WORK ORDER —
Please copy out each line of the listing that contains the word "icon".

INPUT —
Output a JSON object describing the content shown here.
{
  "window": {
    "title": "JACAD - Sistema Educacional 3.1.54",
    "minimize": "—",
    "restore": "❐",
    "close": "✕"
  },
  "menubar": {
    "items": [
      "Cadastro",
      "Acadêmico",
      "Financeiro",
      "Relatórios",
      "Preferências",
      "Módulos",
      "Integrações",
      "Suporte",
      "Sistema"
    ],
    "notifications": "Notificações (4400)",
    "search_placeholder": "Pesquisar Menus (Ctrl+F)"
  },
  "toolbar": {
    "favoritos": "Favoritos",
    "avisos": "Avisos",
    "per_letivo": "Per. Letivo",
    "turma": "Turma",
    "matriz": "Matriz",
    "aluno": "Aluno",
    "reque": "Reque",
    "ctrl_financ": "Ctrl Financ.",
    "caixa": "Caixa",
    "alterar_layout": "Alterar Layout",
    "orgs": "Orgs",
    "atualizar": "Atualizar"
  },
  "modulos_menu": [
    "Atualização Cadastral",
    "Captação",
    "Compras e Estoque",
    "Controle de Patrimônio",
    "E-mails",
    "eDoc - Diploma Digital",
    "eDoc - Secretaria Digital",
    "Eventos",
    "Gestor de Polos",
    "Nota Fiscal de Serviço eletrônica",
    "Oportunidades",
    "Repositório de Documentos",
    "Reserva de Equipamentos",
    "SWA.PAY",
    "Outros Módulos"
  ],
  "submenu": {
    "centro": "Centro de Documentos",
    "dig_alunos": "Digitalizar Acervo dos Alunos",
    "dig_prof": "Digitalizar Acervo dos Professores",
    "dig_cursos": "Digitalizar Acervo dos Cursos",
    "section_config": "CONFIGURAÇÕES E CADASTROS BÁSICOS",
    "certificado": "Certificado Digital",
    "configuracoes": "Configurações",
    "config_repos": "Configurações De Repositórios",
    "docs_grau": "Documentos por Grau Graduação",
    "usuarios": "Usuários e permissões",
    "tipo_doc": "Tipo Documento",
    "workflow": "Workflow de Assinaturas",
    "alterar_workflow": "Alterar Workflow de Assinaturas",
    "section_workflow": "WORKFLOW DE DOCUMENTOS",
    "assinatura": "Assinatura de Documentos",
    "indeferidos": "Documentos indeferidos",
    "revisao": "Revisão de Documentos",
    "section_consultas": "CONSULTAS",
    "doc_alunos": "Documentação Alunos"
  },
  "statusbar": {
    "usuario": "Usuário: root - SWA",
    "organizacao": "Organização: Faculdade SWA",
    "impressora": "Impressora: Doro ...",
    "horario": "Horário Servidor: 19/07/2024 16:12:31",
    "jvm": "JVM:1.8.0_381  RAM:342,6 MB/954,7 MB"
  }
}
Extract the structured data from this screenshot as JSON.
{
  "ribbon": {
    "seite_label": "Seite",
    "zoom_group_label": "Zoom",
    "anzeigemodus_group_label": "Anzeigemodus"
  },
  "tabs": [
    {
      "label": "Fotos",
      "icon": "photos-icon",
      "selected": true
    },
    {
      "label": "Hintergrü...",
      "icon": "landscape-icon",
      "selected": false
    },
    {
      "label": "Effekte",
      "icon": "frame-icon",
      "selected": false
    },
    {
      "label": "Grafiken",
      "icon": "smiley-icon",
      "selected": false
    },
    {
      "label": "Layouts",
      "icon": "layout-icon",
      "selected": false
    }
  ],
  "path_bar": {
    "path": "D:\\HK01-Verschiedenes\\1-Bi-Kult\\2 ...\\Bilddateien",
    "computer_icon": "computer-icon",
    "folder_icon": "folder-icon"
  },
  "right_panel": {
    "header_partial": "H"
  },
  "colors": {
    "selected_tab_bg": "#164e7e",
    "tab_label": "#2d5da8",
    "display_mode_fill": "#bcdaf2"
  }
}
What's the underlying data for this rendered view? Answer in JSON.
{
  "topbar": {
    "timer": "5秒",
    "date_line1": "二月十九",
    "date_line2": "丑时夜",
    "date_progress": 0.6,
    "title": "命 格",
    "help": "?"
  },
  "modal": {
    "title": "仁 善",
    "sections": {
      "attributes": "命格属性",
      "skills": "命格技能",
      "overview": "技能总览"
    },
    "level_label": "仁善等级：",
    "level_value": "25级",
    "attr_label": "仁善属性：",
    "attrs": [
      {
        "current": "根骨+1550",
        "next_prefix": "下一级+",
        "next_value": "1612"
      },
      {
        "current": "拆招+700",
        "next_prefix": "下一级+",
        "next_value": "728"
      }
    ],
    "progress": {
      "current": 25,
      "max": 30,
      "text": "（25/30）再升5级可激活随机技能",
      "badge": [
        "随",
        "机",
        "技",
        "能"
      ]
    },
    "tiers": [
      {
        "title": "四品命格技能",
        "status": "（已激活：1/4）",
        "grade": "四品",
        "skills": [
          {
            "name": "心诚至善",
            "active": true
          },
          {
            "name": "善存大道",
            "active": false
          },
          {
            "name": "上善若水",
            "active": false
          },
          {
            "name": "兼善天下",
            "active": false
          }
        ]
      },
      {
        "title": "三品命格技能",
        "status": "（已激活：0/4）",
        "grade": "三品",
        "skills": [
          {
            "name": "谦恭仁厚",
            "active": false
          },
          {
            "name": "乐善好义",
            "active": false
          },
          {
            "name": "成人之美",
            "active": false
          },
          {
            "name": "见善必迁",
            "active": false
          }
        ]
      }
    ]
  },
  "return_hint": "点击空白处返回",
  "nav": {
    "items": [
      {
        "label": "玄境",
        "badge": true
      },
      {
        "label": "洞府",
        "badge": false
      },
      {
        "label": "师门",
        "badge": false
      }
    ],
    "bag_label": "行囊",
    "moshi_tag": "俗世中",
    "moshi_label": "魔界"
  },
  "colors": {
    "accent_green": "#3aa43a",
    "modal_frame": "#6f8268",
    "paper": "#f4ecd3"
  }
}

EXERCISE SOLUTION —
      "icon": "photos-icon",
      "icon": "landscape-icon",
      "icon": "frame-icon",
      "icon": "smiley-icon",
      "icon": "layout-icon",
    "computer_icon": "computer-icon",
    "folder_icon": "folder-icon"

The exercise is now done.